- **GOAL OF THE EXERCISE**: Print the data exactly as it is given, please.

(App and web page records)
=-=-=-=-=

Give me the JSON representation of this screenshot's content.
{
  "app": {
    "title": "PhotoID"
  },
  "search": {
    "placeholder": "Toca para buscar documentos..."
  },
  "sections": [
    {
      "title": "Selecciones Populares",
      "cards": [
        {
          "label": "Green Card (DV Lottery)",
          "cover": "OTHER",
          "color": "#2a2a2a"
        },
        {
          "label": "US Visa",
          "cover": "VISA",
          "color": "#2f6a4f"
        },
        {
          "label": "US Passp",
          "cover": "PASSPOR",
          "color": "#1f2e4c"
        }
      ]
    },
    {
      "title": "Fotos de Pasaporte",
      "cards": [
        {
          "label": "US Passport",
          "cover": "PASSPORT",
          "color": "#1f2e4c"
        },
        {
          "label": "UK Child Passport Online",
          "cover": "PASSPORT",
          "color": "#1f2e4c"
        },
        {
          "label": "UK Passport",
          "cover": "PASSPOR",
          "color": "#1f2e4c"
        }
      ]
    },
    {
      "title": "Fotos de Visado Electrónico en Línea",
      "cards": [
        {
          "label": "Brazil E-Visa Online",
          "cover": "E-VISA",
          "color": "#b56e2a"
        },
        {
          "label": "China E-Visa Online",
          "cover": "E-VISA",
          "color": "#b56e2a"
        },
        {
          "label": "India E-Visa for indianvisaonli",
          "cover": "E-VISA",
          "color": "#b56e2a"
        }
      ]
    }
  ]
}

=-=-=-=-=

- **EXERCISE RESPONSE**:
Give me the JSON representation of this screenshot's content.
{
  "app": {
    "title": "PhotoID"
  },
  "search": {
    "placeholder": "Toca para buscar documentos..."
  },
  "sections": [
    {
      "title": "Selecciones Populares",
      "cards": [
        {
          "label": "Green Card (DV Lottery)",
          "cover": "OTHER",
          "color": "#2a2a2a"
        },
        {
          "label": "US Visa",
          "cover": "VISA",
          "color": "#2f6a4f"
        },
        {
          "label": "US Passp",
          "cover": "PASSPOR",
          "color": "#1f2e4c"
        }
      ]
    },
    {
      "title": "Fotos de Pasaporte",
      "cards": [
        {
          "label": "US Passport",
          "cover": "PASSPORT",
          "color": "#1f2e4c"
        },
        {
          "label": "UK Child Passport Online",
          "cover": "PASSPORT",
          "color": "#1f2e4c"
        },
        {
          "label": "UK Passport",
          "cover": "PASSPOR",
          "color": "#1f2e4c"
        }
      ]
    },
    {
      "title": "Fotos de Visado Electrónico en Línea",
      "cards": [
        {
          "label": "Brazil E-Visa Online",
          "cover": "E-VISA",
          "color": "#b56e2a"
        },
        {
          "label": "China E-Visa Online",
          "cover": "E-VISA",
          "color": "#b56e2a"
        },
        {
          "label": "India E-Visa for indianvisaonli",
          "cover": "E-VISA",
          "color": "#b56e2a"
        }
      ]
    }
  ]
}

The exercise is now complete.